March 14, 2013      

They call it Rapyuta

Researchers from five European universities have developed a cloud-computing platform for robots. The platform allows robots connected to the Internet to directly access the powerful computational, storage, and communications infrastructure of modern data centers?the giant server farms behind the likes of Google, Facebook, and Amazon?for robotics tasks and robot learning.

roboEarth_logo

Human world too nuanced until now

Until recently, robots have not been capable of understanding and coping with unstructured environments (like the ones humans work in) because their systems have relied on knowing in advance the specifics of every possible situation they might encounter.

Each response to a contingency has had to be programmed in advance, and systems have had to rebuild their world model from sensor data each time they had to perform a new task.

This is one of the main reasons why, to date, robots have been mostly relegated to highly controlled and predictable environments like manufacturing plants, but have made few significant inroads into the human sphere.

The human world is just too nuanced and too complicated to be summarized within a limited set of specifications.

But what if robots could learn from their past experiences? And what if they could share their new-found knowledge instantaneously with their peers?

The rapid progress of wireless technology and availability of data centers accessible through the World Wide Web is adding a new dimension to Robotics.

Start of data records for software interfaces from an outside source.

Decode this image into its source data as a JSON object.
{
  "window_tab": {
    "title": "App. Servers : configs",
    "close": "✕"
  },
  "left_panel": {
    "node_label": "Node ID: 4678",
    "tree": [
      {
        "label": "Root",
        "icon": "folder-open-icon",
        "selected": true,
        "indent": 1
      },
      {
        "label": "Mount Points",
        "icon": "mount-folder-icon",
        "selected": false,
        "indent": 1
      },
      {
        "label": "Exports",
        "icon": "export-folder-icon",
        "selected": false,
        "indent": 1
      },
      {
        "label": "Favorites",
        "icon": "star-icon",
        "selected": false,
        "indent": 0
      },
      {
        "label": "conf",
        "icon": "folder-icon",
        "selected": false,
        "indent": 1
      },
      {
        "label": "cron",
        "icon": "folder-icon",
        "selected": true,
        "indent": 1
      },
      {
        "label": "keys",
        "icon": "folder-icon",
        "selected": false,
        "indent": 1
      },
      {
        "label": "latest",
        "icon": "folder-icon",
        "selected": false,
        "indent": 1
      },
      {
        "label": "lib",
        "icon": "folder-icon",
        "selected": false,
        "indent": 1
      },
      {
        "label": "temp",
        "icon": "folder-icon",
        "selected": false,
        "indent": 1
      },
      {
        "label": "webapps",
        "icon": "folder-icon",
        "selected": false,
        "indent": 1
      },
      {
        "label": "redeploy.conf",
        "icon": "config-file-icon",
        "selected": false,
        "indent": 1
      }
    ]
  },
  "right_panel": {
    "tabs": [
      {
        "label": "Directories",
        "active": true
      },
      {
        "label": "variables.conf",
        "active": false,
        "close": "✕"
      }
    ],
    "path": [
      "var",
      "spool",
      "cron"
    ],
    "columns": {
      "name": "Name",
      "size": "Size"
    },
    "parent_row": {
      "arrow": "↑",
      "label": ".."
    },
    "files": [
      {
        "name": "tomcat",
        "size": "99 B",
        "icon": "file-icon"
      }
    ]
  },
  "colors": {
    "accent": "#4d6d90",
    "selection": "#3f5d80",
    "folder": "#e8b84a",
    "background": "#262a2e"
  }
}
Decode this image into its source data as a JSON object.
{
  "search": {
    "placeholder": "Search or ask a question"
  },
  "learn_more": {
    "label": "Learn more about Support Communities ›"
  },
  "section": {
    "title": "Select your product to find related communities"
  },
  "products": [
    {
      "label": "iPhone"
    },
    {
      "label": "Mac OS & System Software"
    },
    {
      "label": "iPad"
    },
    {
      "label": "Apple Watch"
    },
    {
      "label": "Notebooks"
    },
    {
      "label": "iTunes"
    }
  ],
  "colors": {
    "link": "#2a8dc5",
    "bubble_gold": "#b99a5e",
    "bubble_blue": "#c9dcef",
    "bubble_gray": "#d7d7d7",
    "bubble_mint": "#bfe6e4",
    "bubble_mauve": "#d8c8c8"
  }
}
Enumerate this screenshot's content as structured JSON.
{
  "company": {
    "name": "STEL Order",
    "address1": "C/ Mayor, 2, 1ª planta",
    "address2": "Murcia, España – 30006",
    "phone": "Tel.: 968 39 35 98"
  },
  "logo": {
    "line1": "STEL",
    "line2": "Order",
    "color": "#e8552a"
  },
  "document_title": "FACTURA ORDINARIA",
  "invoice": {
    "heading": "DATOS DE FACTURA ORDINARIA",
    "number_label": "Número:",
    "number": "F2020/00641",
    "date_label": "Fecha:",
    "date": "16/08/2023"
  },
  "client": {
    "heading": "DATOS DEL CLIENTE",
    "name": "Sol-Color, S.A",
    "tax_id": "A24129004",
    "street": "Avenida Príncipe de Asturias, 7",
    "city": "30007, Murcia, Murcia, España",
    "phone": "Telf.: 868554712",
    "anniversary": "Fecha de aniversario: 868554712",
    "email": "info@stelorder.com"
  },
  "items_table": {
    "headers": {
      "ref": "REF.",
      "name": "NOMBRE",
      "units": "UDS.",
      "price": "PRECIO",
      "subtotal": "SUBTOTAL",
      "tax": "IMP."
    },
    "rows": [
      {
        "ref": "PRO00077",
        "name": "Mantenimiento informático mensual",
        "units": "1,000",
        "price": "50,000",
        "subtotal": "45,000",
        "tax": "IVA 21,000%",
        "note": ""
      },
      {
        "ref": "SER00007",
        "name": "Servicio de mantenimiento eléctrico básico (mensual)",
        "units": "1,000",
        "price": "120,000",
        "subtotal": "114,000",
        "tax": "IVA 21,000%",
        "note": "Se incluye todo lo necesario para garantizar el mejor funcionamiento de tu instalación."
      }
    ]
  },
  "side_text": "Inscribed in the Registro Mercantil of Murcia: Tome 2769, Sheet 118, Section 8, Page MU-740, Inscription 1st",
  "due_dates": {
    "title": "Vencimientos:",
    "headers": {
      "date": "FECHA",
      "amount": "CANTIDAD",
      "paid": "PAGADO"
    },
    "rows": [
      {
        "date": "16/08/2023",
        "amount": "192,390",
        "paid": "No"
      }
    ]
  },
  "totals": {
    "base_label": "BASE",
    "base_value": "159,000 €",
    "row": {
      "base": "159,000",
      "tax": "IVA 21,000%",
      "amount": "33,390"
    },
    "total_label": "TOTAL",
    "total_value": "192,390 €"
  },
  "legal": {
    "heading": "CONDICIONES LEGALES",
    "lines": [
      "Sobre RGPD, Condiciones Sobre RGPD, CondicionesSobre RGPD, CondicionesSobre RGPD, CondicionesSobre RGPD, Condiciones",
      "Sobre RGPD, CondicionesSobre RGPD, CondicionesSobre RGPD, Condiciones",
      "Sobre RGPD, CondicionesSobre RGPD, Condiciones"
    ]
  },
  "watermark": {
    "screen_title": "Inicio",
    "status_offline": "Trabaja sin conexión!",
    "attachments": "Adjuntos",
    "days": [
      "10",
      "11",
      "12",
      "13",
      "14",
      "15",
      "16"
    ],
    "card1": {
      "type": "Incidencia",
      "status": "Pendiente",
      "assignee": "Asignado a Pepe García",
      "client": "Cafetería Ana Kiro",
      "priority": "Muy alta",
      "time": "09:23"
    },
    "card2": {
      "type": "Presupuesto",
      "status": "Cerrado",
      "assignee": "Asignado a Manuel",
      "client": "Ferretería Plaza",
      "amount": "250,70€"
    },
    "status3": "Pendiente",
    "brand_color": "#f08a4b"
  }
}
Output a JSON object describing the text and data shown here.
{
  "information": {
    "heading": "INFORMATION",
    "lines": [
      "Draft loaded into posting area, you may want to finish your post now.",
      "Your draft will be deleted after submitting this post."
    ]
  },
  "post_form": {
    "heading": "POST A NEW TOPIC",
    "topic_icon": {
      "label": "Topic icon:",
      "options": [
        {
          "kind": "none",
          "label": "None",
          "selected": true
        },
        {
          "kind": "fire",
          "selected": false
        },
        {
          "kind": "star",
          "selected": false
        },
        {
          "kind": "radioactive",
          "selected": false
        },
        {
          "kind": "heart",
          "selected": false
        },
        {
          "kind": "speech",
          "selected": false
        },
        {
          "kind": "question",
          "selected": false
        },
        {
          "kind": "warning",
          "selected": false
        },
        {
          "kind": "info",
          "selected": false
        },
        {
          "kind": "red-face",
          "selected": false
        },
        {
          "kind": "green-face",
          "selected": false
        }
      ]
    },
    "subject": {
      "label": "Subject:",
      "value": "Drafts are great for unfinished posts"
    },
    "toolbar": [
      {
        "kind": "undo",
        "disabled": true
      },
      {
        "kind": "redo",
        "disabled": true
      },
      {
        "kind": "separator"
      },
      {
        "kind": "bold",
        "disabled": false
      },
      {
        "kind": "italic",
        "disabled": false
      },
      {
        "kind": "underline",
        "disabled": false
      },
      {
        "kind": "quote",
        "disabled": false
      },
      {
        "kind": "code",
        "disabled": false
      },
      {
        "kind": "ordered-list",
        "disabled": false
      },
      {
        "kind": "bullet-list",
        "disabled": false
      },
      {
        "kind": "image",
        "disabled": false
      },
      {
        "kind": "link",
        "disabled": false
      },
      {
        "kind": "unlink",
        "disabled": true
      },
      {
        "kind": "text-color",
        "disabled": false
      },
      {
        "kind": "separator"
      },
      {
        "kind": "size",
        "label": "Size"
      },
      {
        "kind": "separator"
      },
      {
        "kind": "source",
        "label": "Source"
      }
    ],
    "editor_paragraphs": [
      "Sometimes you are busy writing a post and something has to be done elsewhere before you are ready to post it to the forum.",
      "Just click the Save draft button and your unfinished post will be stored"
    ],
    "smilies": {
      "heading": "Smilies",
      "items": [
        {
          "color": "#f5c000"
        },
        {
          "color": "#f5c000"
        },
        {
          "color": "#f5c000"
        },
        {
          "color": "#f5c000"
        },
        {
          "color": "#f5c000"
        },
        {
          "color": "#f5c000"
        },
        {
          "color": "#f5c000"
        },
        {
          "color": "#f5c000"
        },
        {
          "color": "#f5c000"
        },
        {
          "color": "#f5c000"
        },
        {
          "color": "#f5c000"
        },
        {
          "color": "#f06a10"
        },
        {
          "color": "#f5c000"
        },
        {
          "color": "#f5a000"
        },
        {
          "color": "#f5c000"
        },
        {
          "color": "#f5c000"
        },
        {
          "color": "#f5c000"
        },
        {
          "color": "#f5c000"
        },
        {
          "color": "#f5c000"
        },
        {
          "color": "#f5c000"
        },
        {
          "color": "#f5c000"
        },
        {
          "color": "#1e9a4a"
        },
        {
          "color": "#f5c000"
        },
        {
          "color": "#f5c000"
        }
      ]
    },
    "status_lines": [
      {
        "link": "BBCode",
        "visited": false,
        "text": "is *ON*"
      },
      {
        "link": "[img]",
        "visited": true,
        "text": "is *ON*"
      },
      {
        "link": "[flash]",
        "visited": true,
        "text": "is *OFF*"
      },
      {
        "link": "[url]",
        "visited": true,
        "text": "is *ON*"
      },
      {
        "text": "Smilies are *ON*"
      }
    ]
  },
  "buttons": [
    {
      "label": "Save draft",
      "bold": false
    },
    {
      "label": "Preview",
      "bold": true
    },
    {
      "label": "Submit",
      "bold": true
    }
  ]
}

Today robots can not only use the web as a source of shared information, but also as a powerful computational resource. Examples include online services for map building or online grasp planning. Such cloud based services for robots hold the potential for lighter, cheaper, and more powerful robots.

RoboEarth pioneered the idea of a World Wide Web for robots ? a large database that allows robots to upload, store, and share their knowledge about objects, environments, and actions at different levels of abstraction. This database enables robots with potentially different hardware and software to download, use, and improve shared knowledge.

The recently released RoboEarth Cloud Engine now complements the RoboEarth databases with computational capabilities and allows web services dedicated to robots. Creating such robot cloud services entails new scientific challenges:

  • What existing cloud services for humans can be leveraged for robotics?
  • Can we create services for tasks such as reasoning in an uncertain world or semantic knowledge?
  • What architectures provide the optimal trade-offs between content aggregation and caching vs. accessibility and scalability vs. response time for robotics applications?
  • To what extent can existing IaaS, PaaS, and SaaS resources be used for robotics?
  • What are useful metrics and optimal trade-offs between on-board computation and the use of cloud services?

See paper (pdf): The design and implementation of Rapyuta, the RoboEarth Cloud Engine.
by Dominique Hunziker, Mohanarajah Gajamohan, Markus Waibel, and Raffaello D?Andrea